[Dataset rows for apps and sites]
◆ ◆ ◆

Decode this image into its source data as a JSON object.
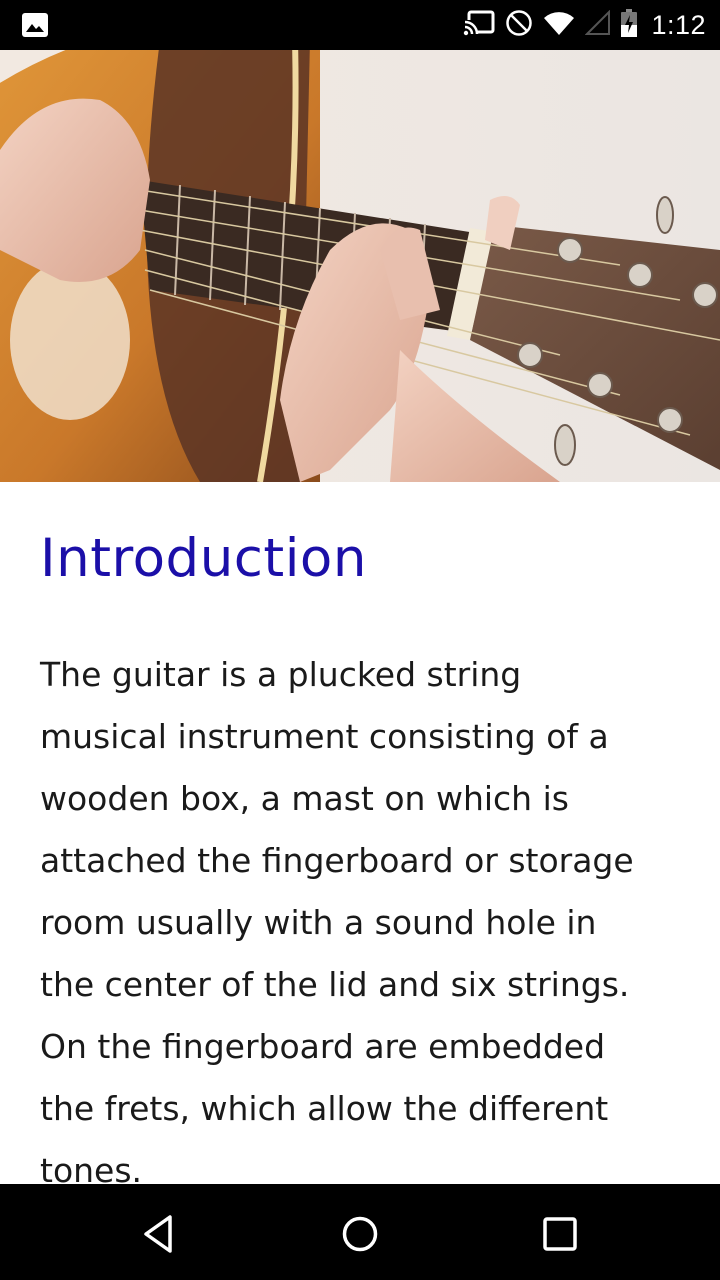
{
  "status_bar": {
    "left_icons": [
      "image-notification-icon"
    ],
    "right_icons": [
      "cast-icon",
      "do-not-disturb-icon",
      "wifi-icon",
      "cell-signal-icon",
      "battery-charging-icon"
    ],
    "time": "1:12"
  },
  "hero": {
    "alt": "Hands playing an acoustic guitar"
  },
  "article": {
    "title": "Introduction",
    "paragraph_lines": [
      "The guitar is a plucked string",
      "musical instrument consisting of a",
      "wooden box, a mast on which is",
      "attached the fingerboard or storage",
      "room usually with a sound hole in",
      "the center of the lid and six strings.",
      "On the fingerboard are embedded",
      "the frets, which allow the different",
      "tones."
    ]
  },
  "nav_bar": {
    "buttons": [
      "back-icon",
      "home-icon",
      "recents-icon"
    ]
  },
  "colors": {
    "title": "#1b0fa8",
    "body_text": "#1a1a1a",
    "system_bars": "#000000"
  }
}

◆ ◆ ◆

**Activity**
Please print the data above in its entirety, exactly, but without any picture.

**Result for this exercise**
Decode this image into its source data as a JSON object.
{
  "status_bar": {
    "left_icons": [
      "image-notification-icon"
    ],
    "right_icons": [
      "cast-icon",
      "do-not-disturb-icon",
      "wifi-icon",
      "cell-signal-icon",
      "battery-charging-icon"
    ],
    "time": "1:12"
  },
  "hero": {
    "alt": "Hands playing an acoustic guitar"
  },
  "article": {
    "title": "Introduction",
    "paragraph_lines": [
      "The guitar is a plucked string",
      "musical instrument consisting of a",
      "wooden box, a mast on which is",
      "attached the fingerboard or storage",
      "room usually with a sound hole in",
      "the center of the lid and six strings.",
      "On the fingerboard are embedded",
      "the frets, which allow the different",
      "tones."
    ]
  },
  "nav_bar": {
    "buttons": [
      "back-icon",
      "home-icon",
      "recents-icon"
    ]
  },
  "colors": {
    "title": "#1b0fa8",
    "body_text": "#1a1a1a",
    "system_bars": "#000000"
  }
}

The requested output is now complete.